$\begingroup$ Or, that's exactly what I was searching for! $\endgroup$ – Fedor Petrov May 2 '13 at 22:40
I am skeptical that there will be such an argument. The reason is that the winning Nim strategy is essentially unique. Namely, a Nim position is balanced if the binary digits of the heap sizes have altogether an even number of $1$s in each bit position, and the Nim theory consists of the facts that (1) any move on a balanced position will unbalance it, and (2) every unbalanced position has a balancing move. So the winning strategy is to leave balanced positions, which will ensure that you have the last move. It is easy to see that any Nim position with an odd number of stones must be unbalanced.
If someone were to describe as you request a simple winning strategy from a Nim position with an odd number of stones, then this strategy had better be sure to leave a balanced position, because if it doesn't, then the second player will be able to balance it and therefore win. So it would seem that any description of a winning strategy had better engage with the main ideas of the usual winning strategy or something equivalent to it.
So I don't think there will be an argument for an implicit strategy that avoids the balanced position concept. But I would be delighted to be proved wrong...

$\begingroup$ Yes, but I do not ask for a strategy. There are many games with implicit proofs that the first player wins, but no one even knows how to win. $\endgroup$ – Fedor Petrov Nov 8 '12 at 11:58

1$\begingroup$ Yes, but my point is that the implicit strategy argument you seek must have the effect of leaving of balanced position, and how will it do this without paying any attention to the concept of a balanced position? This is why I am skeptical.
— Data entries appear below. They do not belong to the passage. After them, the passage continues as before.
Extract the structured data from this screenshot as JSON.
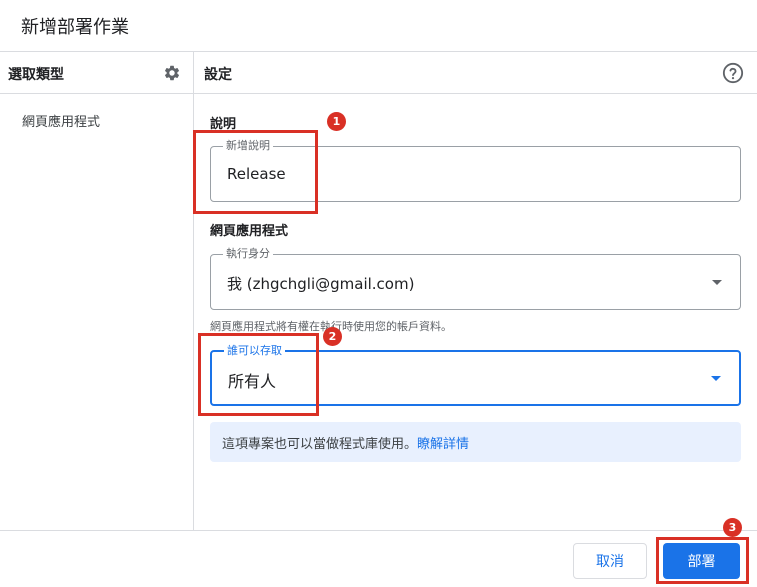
{
  "dialog": {
    "title": "新增部署作業"
  },
  "left_panel": {
    "header": "選取類型",
    "settings_icon": "gear-icon",
    "items": [
      {
        "label": "網頁應用程式"
      }
    ]
  },
  "right_panel": {
    "header": "設定",
    "help_icon": "help-circle-icon",
    "description_section": {
      "label": "說明",
      "field_legend": "新增說明",
      "field_value": "Release"
    },
    "webapp_section": {
      "label": "網頁應用程式",
      "execute_as": {
        "legend": "執行身分",
        "value": "我 (zhgchgli@gmail.com)",
        "hint": "網頁應用程式將有權在執行時使用您的帳戶資料。"
      },
      "access": {
        "legend": "誰可以存取",
        "value": "所有人"
      }
    },
    "info_banner": {
      "text": "這項專案也可以當做程式庫使用。",
      "link": "瞭解詳情"
    }
  },
  "footer": {
    "cancel_label": "取消",
    "deploy_label": "部署"
  },
  "annotations": {
    "color": "#d93025",
    "badges": [
      "1",
      "2",
      "3"
    ]
  },
  "colors": {
    "accent": "#1a73e8",
    "info_background": "#e8f0fe",
    "annotation": "#d93025"
  }
}
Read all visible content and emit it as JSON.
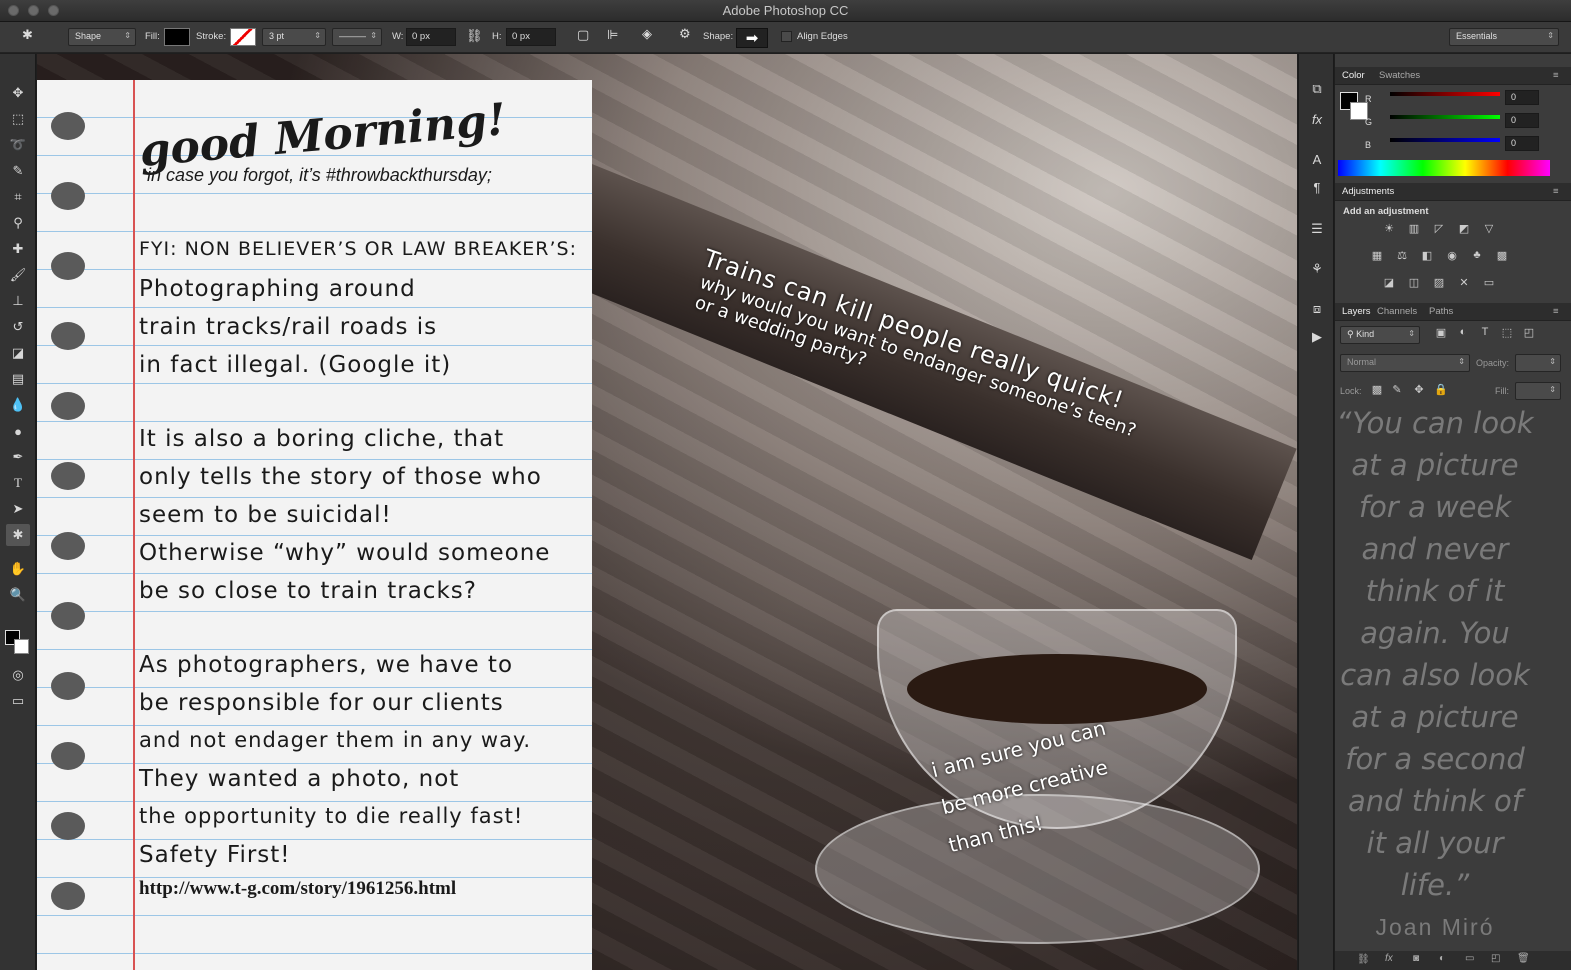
{
  "window": {
    "title": "Adobe Photoshop CC"
  },
  "options": {
    "mode": "Shape",
    "fill_label": "Fill:",
    "stroke_label": "Stroke:",
    "stroke_size": "3 pt",
    "w_label": "W:",
    "w_value": "0 px",
    "h_label": "H:",
    "h_value": "0 px",
    "shape_label": "Shape:",
    "align_edges": "Align Edges",
    "workspace": "Essentials"
  },
  "panels": {
    "color_tab": "Color",
    "swatches_tab": "Swatches",
    "r_label": "R",
    "g_label": "G",
    "b_label": "B",
    "r_value": "0",
    "g_value": "0",
    "b_value": "0",
    "adjustments_tab": "Adjustments",
    "add_adjustment": "Add an adjustment",
    "layers_tab": "Layers",
    "channels_tab": "Channels",
    "paths_tab": "Paths",
    "kind": "Kind",
    "blend_mode": "Normal",
    "opacity_label": "Opacity:",
    "lock_label": "Lock:",
    "fill_label": "Fill:",
    "quote": "“You can look at a picture for a week and never think of it again. You can also look at a picture for a second and think of it all your life.”",
    "quote_author": "Joan Miró"
  },
  "canvas": {
    "headline": "good Morning!",
    "subhead": "in case you forgot, it’s #throwbackthursday;",
    "fyi": "FYI: NON BELIEVER’S OR LAW BREAKER’S:",
    "p1": [
      "Photographing around",
      "train tracks/rail roads is",
      "in fact illegal. (Google it)"
    ],
    "p2": [
      "It is also a boring cliche, that",
      "only tells the story of those who",
      "seem to be suicidal!",
      "Otherwise “why” would someone",
      "be so close to train tracks?"
    ],
    "p3": [
      "As photographers, we have to",
      "be responsible for our clients",
      "and not endager them in any way.",
      "They wanted a photo, not",
      "the opportunity to die really fast!",
      "Safety First!"
    ],
    "url": "http://www.t-g.com/story/1961256.html",
    "rail_title": "Trains can kill people really quick!",
    "rail_line2": "why would you want to endanger someone’s teen?",
    "rail_line3": "or a wedding party?",
    "cup_text": [
      "i am sure you can",
      "be more creative",
      "than this!"
    ]
  }
}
But I would be delighted to be proved wrong. $\endgroup$ – Joel David Hamkins Nov 8 '12 at 12:02
This doesn't answer the OP's question, but it occurred to me (while trying to answer the question) that there's a nice strategystealing argument in a somewhat artificial setting: Suppose one pile has more than half of all the stones. Then the first player has a winning strategy.
It's actually (I think) a little tricky to show that the usual analysis guarantees a firstplayer win: You need to show that the binary number for the dominant pile has a 1 where all the other piles' numbers have a 0. But here's the strategystealing argument:
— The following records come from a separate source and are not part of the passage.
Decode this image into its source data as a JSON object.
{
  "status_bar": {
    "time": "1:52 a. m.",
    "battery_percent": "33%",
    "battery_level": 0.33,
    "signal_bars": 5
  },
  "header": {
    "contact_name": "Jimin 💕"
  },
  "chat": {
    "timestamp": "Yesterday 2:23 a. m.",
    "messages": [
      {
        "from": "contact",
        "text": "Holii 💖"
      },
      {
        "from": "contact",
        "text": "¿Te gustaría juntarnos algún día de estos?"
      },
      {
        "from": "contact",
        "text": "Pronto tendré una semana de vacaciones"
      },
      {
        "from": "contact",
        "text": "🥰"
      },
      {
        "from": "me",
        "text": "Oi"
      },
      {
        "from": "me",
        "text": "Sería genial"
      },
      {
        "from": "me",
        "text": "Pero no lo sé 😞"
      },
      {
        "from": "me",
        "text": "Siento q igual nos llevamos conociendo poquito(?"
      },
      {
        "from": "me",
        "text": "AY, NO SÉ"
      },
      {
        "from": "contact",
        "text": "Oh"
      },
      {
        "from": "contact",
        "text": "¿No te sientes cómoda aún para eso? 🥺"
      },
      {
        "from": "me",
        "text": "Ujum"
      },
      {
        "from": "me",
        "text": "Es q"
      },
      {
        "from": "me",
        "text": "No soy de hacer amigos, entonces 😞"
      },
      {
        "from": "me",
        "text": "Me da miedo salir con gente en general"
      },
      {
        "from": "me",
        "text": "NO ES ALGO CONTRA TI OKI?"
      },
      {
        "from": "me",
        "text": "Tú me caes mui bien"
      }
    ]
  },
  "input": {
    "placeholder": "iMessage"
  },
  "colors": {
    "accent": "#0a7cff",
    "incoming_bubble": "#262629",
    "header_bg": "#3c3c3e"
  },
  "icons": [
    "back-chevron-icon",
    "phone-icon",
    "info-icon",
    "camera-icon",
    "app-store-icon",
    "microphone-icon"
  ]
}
Suppose there are $n+1$ piles of size $p_0,p_1,\ldots,p_n$ with $p_0 \gt P=p_1+\cdots+p_n$. The first player's opening move will be to take some number $1\le k\le P+1$ from pile "0." If the second player had a winning strategy, it couldn't possibly be to take additional stones from pile 0, because the first player could have stolen that move directly. This leaves the second player with only $P$ possible responses. A winning strategy, if there were one, would be to assign one of these responses to each of the first player's opening moves. (There may, in principle, be many many ways of making the assignment, but we need only imagine that the second player has decided in advance, "If the first player does this, I'll do that.") By the pigeonhole principle, there would be two numbers, $1\le i \lt j \le P$ for which the second player's move would be the same. There's the opening for the heist: First take $i$ stones from pile 0, then take $ji$ on the next move.

$\begingroup$ Nice, this semms to be a "dual" situation (the highest bit in Nimsum is nonzero, while in my question the minimal bit is nonzero). Maybe, there is some general bijection? $\endgroup$ – Fedor Petrov May 2 '13 at 22:41
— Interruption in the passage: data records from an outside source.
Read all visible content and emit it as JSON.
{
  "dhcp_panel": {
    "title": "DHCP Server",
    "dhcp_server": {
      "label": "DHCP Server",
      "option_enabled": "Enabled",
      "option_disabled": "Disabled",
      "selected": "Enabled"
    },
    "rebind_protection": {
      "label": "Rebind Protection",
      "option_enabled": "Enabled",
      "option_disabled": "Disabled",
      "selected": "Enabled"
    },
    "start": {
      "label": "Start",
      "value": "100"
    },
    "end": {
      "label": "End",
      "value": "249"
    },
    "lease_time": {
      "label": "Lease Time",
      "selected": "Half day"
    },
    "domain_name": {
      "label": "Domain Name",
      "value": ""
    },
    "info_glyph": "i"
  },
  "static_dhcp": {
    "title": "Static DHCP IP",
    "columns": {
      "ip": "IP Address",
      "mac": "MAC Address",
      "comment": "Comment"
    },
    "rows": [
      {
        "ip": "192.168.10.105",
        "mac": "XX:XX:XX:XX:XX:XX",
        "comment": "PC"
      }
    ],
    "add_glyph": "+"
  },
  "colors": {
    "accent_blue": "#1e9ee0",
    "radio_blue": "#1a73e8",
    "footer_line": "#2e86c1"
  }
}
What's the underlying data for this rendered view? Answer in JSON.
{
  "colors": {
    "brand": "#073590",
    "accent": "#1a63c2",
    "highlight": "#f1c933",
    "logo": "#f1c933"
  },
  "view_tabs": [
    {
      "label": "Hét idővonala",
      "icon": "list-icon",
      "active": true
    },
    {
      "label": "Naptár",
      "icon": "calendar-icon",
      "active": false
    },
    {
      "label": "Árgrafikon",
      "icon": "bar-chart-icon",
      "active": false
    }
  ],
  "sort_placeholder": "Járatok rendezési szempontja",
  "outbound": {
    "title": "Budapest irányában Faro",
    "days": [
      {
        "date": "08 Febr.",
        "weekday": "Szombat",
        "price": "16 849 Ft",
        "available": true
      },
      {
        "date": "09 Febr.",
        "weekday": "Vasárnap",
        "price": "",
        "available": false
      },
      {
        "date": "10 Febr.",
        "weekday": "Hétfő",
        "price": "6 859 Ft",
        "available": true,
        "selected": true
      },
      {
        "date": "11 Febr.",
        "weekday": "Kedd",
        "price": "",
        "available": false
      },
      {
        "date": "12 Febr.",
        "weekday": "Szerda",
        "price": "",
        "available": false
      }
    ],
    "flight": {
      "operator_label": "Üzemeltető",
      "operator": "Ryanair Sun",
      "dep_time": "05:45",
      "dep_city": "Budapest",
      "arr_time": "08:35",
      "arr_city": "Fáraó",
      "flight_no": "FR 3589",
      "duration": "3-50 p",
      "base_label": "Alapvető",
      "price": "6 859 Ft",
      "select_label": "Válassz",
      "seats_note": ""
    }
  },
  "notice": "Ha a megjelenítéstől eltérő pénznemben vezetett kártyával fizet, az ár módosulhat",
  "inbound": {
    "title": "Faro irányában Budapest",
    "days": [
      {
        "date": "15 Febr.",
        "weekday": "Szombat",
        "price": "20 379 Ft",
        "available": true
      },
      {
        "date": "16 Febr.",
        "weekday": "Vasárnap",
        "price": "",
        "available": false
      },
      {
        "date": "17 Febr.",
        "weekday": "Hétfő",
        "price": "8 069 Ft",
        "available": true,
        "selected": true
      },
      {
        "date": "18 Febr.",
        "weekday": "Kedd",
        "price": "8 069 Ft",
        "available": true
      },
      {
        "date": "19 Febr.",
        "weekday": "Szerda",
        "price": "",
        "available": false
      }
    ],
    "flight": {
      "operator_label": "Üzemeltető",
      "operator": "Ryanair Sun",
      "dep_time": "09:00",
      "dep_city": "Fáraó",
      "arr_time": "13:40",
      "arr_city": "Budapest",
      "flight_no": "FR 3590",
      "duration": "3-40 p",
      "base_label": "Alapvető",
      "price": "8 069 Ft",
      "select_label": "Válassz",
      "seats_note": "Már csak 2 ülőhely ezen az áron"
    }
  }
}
$\begingroup$ @Fedor Petrov: It's a little more subtle than that the highest bit is nonzero. This proof applies to $\star36 + \star32 + \star2$, and the $32$s bit of the Nim sum is $0$. The ordinary proof could use that if $a \gt b$ then the highest digit where $a$ and $b$ differ exists and is greater in $a$ than in $b$. Then $p_0 \gt P \ge \oplus_{i=1}^n p_i$ so there is some highest digit where $p_0$ and $P$ differ, and $p_0$ is $1$ there, and by taking from $p_0$ to alter that digit we can set all lower digits to balance with $P$. $\endgroup$ – Douglas Zare May 3 '13 at 0:54